Métis author Michelle Porter weaves a beguiling and intricate story out of sparse, interlocking poetic fragments in her fiction debut. Her expertise as a poet and writer of nonfiction is on full display in this genre-blending book, which is deeply rooted in Métis storytelling, matrilineal knowledge and spirituality. It feels more like a collection of stories told by elders gathered around a fire or in a kitchen than a traditional novel. This unique structure creates a surprising momentum, effortlessly drawing readers into many meandering plots.
The story follows several generations of Métis women as they face turning points in their lives. Geneviéve (Gee), in her 80s, has checked herself into rehab for drinking. Gee’s 20-something great-granddaughter Carter, adopted by a white family, meets her grandmother Lucie for the first time when she requests Carter’s assistance in her decision to die by suicide. Carter’s estranged birth mother Allie attempts reconciliation, often through texts. Meanwhile, Gee’s sister Velma has recently died and is trying to make peace with her life from the spirit realm.
However, these women and their complex relationships are not the novel’s sole focus. It also charts the life of a young bison, Dee, whose herd’s ancestral territory is now crisscrossed with fences that force bison to adjust to human constraints. Dee’s chapters are some of the most poignant in the book—she longs for freedom and adventure even as she learns that her survival is bound up with that of her herd.
Chapters from the perspectives of bison grandmothers, Gee’s dogs and the grassland itself add to a rich mix of human and nonhuman voices. In contrast to Carter’s wry and resigned narration, Dee’s voice bursts with unconstrained joy and heartache. Gee is constantly cracking jokes, her sister in the spirit world speaks with a melancholy longing, and the texts from Carter’s mother are clipped and full of simmering regret and pain.
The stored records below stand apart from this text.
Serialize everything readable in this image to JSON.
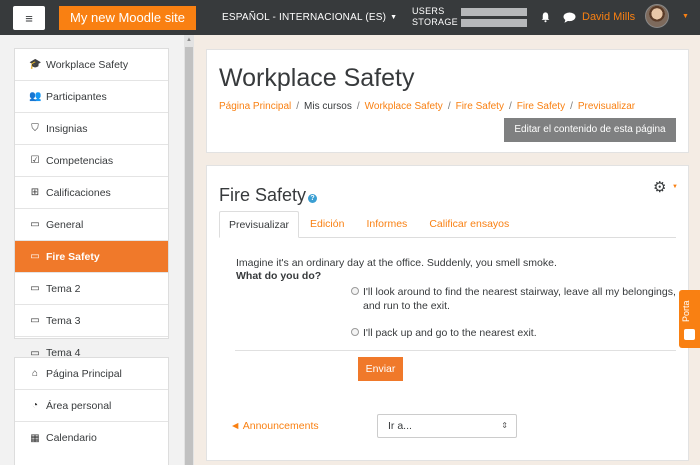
{
  "navbar": {
    "site_name": "My new Moodle site",
    "language": "ESPAÑOL - INTERNACIONAL (ES)",
    "storage_label_1": "USERS",
    "storage_label_2": "STORAGE",
    "username": "David Mills"
  },
  "drawer": {
    "items": [
      {
        "label": "Workplace Safety",
        "icon": "graduation-cap-icon",
        "glyph": "🎓"
      },
      {
        "label": "Participantes",
        "icon": "users-icon",
        "glyph": "👥"
      },
      {
        "label": "Insignias",
        "icon": "shield-icon",
        "glyph": "⛉"
      },
      {
        "label": "Competencias",
        "icon": "checkbox-icon",
        "glyph": "☑"
      },
      {
        "label": "Calificaciones",
        "icon": "table-icon",
        "glyph": "⊞"
      },
      {
        "label": "General",
        "icon": "folder-icon",
        "glyph": "▭"
      },
      {
        "label": "Fire Safety",
        "icon": "folder-icon",
        "glyph": "▭"
      },
      {
        "label": "Tema 2",
        "icon": "folder-icon",
        "glyph": "▭"
      },
      {
        "label": "Tema 3",
        "icon": "folder-icon",
        "glyph": "▭"
      },
      {
        "label": "Tema 4",
        "icon": "folder-icon",
        "glyph": "▭"
      }
    ],
    "items2": [
      {
        "label": "Página Principal",
        "icon": "home-icon",
        "glyph": "⌂"
      },
      {
        "label": "Área personal",
        "icon": "dashboard-icon",
        "glyph": "◔"
      },
      {
        "label": "Calendario",
        "icon": "calendar-icon",
        "glyph": "▦"
      }
    ],
    "active_index": 6
  },
  "header": {
    "title": "Workplace Safety",
    "breadcrumb": [
      "Página Principal",
      "Mis cursos",
      "Workplace Safety",
      "Fire Safety",
      "Fire Safety",
      "Previsualizar"
    ],
    "edit_button": "Editar el contenido de esta página"
  },
  "quiz": {
    "title": "Fire Safety",
    "help": "?",
    "tabs": [
      "Previsualizar",
      "Edición",
      "Informes",
      "Calificar ensayos"
    ],
    "prompt": "Imagine it's an ordinary day at the office. Suddenly, you smell smoke.",
    "question": "What do you do?",
    "option1": "I'll look around to find the nearest stairway, leave all my belongings, and run to the exit.",
    "option2": "I'll pack up and go to the nearest exit.",
    "submit": "Enviar",
    "announcements": "Announcements",
    "jump_select": "Ir a..."
  },
  "side_tab": {
    "label": "Porta"
  },
  "colors": {
    "accent": "#f98012",
    "navbar": "#373a3c",
    "button_gray": "#7f8081"
  }
}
A Grandmother Begins the Story is a beautiful meditation on the interconnectedness of spirit, land and family. It’s about what gets passed down from mothers to daughters and what doesn’t. It’s about the stories that persist through generations—sometimes hidden, but always present—and what happens when those stories break open into new shapes.